The City of Portland is working on new plans for a community center. Two design options are being considered. Both design options include the same program elements, including: lap pool, leisure pool, meeting space, fitness rooms, wood floor studio, kitchen and a gymnasium. Both designs plan for underground parking. Portland Parks and Recreation are looking for feedback on the proposed plans.
Seattle architects and alums Scott Douglas and Ron van der Veen and (both Class of 1976) prefer Option C.
Douglas says, "Short of converting Wa-Hi back into an actual school, I support the Option C concept. While attempting to retro-fit large existing buildings with new unintended uses is often a major challenge, it can also lead to creative solutions significantly more interesting than a building designed from scratch. Additionally, Option C maintains the westerly view axis to and from the "front door" of the only stately facade of an otherwise non-descript brick building. Though I have exceptionally fond memories of my high school days, the old structure lacks the visual impact of many other Portland high schools of similar vintage. I say let's reinforce the positives!"
van der Veen adds, "My sense is that refurbishing WAHI to its original civic grandeur and reconnecting it to the urban fabric is best accomplished in the second scheme.
The first scheme gives the structure little breathing room and deemphasizes its civic presence in the neighborhood. It seems more like it is part an assembly of disparate structures than a coherent campus. The proposed new building does little in scale, form or detailing to reference it’s stoic elder.
In the second scheme the circular green acts a platonic foreground for the front façade, reinforcing its symmetry and ordered geometries.

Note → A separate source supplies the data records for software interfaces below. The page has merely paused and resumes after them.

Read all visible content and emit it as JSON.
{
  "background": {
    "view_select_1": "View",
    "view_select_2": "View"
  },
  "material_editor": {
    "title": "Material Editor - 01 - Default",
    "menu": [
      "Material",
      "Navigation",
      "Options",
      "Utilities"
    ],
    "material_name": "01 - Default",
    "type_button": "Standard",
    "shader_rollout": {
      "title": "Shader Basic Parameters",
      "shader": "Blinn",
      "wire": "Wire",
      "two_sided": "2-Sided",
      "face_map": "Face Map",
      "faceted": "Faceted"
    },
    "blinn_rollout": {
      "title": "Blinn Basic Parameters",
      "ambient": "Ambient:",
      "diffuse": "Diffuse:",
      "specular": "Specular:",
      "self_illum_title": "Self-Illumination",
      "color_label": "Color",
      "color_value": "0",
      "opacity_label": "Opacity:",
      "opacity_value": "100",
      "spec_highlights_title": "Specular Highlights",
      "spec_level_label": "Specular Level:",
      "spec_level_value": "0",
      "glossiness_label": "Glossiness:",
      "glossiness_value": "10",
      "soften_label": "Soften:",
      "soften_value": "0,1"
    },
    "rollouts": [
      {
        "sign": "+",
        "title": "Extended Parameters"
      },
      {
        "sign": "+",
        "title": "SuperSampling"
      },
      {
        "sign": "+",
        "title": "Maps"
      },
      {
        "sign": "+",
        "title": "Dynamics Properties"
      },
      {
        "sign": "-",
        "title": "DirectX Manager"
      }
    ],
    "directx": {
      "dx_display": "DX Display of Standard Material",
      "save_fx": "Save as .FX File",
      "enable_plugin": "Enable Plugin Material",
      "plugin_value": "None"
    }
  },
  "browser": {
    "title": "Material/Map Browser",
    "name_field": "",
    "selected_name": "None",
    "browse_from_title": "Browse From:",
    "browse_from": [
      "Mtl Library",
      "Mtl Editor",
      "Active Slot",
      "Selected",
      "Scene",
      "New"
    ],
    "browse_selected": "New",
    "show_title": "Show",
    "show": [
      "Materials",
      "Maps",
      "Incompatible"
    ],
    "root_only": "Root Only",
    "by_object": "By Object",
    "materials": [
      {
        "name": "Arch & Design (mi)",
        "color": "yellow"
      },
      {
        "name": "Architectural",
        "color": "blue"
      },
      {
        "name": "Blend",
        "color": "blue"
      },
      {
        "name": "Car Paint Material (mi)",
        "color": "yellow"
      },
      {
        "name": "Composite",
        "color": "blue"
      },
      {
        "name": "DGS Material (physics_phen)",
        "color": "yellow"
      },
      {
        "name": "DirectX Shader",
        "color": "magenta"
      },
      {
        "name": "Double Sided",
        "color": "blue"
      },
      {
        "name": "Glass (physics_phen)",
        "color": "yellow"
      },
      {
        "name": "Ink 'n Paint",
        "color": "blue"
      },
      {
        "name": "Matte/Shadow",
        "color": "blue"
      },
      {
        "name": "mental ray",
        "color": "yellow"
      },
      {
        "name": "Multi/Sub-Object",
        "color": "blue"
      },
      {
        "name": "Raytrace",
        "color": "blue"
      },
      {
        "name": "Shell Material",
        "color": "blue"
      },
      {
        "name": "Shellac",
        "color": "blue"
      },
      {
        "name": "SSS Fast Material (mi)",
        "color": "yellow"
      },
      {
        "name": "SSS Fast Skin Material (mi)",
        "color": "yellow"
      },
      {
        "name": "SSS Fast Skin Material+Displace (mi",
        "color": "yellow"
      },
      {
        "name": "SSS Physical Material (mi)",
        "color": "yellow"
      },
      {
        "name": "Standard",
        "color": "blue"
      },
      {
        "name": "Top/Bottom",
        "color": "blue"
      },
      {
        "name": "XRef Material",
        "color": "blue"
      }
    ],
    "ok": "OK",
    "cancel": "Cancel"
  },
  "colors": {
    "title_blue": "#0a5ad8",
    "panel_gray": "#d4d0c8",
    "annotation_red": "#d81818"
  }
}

This scheme also calls attention to the grand formal front staircase by allowing its energy to dissipate all the way to 12th Avenue through a series of terraces. The choreography of the transition between 12th and the front door is now quite elegant and sophisticated.
The real question as we look towards the future of WAHI is how do we want it to be perceived for in the urban context. In scheme 1, the building is just another urban infill with no particular civic hierarchy, while the second scheme gives the structure a presence that begins to reestablish its historical importance."
Class of 1976 alum Matt Spathas thinks it would be great to include a 21st Century high school / learning environment - called Linus Pauling High - modeled after San Diego's High Tech High (a charter school) and a City library. Spathas says "Portland has a great opportunity to create much more than a community center - a place that can be used for a school by day and community center and library at nights and weekends. This type of mixed campus would bridge generations for years to come and would serve as a model for cities of the future".
To learn more or offer your comments see Portland Parks and Recreation - Washington High School.